### Problem to work on
Entries follow. Return each line that contains the word "programming".

### Data for this exercise
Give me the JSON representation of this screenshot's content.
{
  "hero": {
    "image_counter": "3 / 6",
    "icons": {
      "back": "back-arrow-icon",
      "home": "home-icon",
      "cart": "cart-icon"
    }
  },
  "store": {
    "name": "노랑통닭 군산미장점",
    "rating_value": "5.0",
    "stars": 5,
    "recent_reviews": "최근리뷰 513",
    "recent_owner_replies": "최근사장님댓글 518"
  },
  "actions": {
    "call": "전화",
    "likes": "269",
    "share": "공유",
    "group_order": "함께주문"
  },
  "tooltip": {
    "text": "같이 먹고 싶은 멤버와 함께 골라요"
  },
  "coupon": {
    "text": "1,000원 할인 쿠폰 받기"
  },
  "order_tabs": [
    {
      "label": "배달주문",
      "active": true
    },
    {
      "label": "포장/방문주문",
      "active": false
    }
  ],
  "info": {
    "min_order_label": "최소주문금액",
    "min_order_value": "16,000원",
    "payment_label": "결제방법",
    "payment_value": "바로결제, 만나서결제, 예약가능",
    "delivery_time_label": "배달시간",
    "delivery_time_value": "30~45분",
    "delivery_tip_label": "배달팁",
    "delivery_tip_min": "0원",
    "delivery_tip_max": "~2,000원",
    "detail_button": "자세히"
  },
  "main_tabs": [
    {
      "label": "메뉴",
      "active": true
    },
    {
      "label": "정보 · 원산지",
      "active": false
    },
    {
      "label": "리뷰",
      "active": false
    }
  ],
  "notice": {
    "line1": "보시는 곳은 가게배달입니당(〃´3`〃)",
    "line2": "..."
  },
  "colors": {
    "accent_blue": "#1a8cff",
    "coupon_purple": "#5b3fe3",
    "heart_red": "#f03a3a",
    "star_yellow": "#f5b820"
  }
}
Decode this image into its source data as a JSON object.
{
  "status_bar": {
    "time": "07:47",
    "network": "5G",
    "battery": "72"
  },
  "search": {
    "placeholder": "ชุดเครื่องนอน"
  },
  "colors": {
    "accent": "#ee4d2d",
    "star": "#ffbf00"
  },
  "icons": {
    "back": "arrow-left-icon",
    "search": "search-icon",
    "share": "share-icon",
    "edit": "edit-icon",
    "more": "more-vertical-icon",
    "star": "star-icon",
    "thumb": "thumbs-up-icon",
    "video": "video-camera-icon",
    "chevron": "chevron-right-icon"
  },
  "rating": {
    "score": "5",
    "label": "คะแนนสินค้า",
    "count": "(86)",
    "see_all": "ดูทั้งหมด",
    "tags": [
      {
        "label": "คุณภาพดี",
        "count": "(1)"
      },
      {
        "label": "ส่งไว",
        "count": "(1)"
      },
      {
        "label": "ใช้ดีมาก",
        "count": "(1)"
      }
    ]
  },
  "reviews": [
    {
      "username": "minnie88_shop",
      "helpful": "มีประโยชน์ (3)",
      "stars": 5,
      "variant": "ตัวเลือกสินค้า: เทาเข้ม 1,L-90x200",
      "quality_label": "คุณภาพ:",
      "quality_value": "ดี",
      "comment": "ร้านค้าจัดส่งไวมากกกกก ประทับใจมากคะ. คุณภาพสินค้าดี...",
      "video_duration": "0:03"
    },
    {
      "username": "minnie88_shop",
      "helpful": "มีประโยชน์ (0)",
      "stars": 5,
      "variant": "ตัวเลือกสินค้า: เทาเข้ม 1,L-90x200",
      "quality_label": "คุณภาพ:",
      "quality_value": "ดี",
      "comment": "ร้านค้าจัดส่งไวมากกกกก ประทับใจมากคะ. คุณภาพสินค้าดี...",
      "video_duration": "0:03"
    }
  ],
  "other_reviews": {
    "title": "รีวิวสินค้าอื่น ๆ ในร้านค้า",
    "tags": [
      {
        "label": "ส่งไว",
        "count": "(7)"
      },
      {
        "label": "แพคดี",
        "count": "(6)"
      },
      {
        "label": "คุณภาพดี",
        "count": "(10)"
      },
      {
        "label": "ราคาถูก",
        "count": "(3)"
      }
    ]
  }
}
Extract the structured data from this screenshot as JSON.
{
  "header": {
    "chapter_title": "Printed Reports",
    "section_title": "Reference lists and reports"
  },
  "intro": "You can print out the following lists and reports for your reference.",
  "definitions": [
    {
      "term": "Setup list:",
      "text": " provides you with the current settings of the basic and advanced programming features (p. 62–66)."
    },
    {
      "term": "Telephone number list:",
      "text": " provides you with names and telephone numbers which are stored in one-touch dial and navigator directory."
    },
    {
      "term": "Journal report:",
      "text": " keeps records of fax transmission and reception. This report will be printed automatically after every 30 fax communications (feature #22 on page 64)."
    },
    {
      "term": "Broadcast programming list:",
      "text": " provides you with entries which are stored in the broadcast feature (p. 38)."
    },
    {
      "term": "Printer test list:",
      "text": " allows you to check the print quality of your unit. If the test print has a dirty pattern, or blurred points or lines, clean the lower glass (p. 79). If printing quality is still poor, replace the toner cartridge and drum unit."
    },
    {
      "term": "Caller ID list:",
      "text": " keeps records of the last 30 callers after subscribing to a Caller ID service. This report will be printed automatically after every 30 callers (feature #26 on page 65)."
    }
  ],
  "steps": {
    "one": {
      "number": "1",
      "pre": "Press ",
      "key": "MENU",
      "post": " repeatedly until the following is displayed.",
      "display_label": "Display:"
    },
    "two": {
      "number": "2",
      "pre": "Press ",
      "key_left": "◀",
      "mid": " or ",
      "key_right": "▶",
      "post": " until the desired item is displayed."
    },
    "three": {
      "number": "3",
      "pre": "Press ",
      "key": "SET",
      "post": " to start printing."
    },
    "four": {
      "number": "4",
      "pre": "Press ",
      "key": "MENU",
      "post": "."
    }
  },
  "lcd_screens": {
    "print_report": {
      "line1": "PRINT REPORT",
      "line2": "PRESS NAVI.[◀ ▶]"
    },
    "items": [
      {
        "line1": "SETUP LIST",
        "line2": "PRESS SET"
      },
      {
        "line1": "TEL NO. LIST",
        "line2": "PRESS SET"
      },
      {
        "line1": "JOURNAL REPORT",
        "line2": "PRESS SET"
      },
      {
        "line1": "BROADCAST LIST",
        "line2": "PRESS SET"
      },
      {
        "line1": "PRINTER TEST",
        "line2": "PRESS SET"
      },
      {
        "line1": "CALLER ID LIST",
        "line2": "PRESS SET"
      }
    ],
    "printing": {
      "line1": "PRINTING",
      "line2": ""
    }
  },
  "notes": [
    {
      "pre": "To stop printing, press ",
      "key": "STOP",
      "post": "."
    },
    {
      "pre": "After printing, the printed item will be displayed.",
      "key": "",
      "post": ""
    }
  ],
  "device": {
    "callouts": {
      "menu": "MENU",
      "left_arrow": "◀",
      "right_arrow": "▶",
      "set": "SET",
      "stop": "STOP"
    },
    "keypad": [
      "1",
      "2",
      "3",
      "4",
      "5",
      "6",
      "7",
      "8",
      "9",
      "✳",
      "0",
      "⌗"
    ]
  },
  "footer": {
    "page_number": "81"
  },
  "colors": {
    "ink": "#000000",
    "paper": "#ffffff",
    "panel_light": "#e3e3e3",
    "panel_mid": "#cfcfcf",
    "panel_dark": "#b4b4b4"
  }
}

### Result for this exercise
      "text": " provides you with the current settings of the basic and advanced programming features (p. 62–66)."
      "term": "Broadcast programming list:",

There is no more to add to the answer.